In 1995, Delft University and Damen Shipyards carried out a desk study on the influence of hull lengthening on the “practical characteristics” of a ship. In this study, a 26 m Damen Patrol Boat was taken as the “parent ship”. In two steps the hull of this design was lengthened respectively by 25% and 50%, See Figure 1. Similar studies were carried out before, but in this case it was decided to keep the functionality of the two lengthened versions completely equal to the original design. In other words, only the hull length was varied, the accommodation, superstructure, speed and range were all untouched.
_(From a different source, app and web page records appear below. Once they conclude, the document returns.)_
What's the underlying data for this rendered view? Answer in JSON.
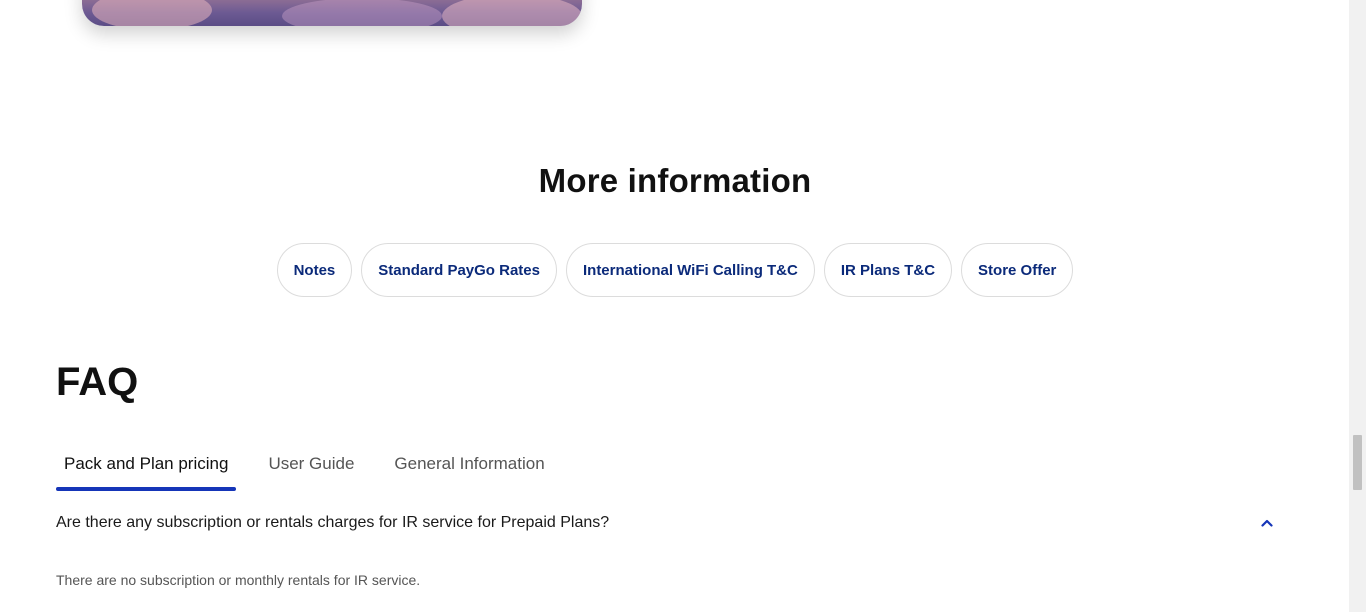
{
  "more_info": {
    "title": "More information",
    "chips": [
      {
        "label": "Notes"
      },
      {
        "label": "Standard PayGo Rates"
      },
      {
        "label": "International WiFi Calling T&C"
      },
      {
        "label": "IR Plans T&C"
      },
      {
        "label": "Store Offer"
      }
    ]
  },
  "faq": {
    "title": "FAQ",
    "tabs": [
      {
        "label": "Pack and Plan pricing",
        "active": true
      },
      {
        "label": "User Guide",
        "active": false
      },
      {
        "label": "General Information",
        "active": false
      }
    ],
    "items": [
      {
        "question": "Are there any subscription or rentals charges for IR service for Prepaid Plans?",
        "answer": "There are no subscription or monthly rentals for IR service.",
        "expanded": true
      }
    ]
  },
  "icons": {
    "expand": "chevron-up-icon"
  },
  "colors": {
    "accent": "#1535b8",
    "chip_text": "#0b2a7a",
    "heading": "#111111"
  }
}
For the three designs, the following “practical characteristics” were determined:
• Building cost
• Operational cost (i.e. mainly fuel)
• Transport efficiency
• Operability (i.e. sea-keeping characteristics)
The production result was the Damen 4207 patrol boats, the ones you have in your Border Force. When looking at it, I was surprised by its sleek hull, low height, and lightweight (~250t) compared to its length. (The RNZN Protector-class inshore patrol vessel has similar length, but weighs 340t). I liked it a lot. Simple, smart, efficient.
The "Enlarged Ship Concept" answers everything. Great.
Note that, they "keep the functionality of the two lengthened versions completely equal to the original design. In other words, only the hull length was varied, the accommodation, superstructure, speed and range were all untouched." So this enlarging hull has NOTHING to do with adding any assets, not mission bay, not accommodation, no additional armaments.
Comparing the results of the three variants, some very interesting conclusions were drawn for the lengthened designs:
• Building costs are only influenced marginally by the hull length, due to the fact that the extra length is “empty”.
• Operational costs decrease, due to lower resistance
• Transport Efficiency increases significantly
• Operability increases significantly
Also note they say " In the study, the hulls were lengthened by simply increasing frame spacing. "
So I think this is not for adding any assets. JUST making your ship LONGER.
A UK Border Force cutter will stop in Gibraltar today on its way to the Aegean Sea as part of a Nato deployment to tackle people smugglers.
HMC Protector will stop in the Naval Base to pick up fuel and stores before sailing east into the Mediterranean.
The vessel is part of a wider deployment announced by the British Government yesterday.
PAUL MARSAY wrote:how many border force cutters have we ? are they now mainly in the med ?
marktigger wrote:they should look at a 2nd batch of these cutters for the UKBA and also batches for the RN and RNR
marktigger wrote:That then generates the issue of deploying the OPVs in lieu of a frigate.
shark bait wrote:Rivers a too big for the border force. The better option would be to sell them and invest the proceeds into some new Damen patrol boats.
shark bait wrote:Protecting rockall shouldn't be a priority so that cuts out a big chunk.
Scotland has their own arrangements, and the big threat is not from smugglers but submarines, to which a river would be useless.
Really it is the Irish sea, the north sea and channel that would require the intensive patrols, where the Damen vessels will do just fine.
Or we could copy the Australians; https://en.wikipedia.org/wiki/ACV_Ocean_Protector#
I see little reason to keep those rivers. The choice would be something like 3 rivers, or 6 cutters. I would vote for the 6 cutter choice.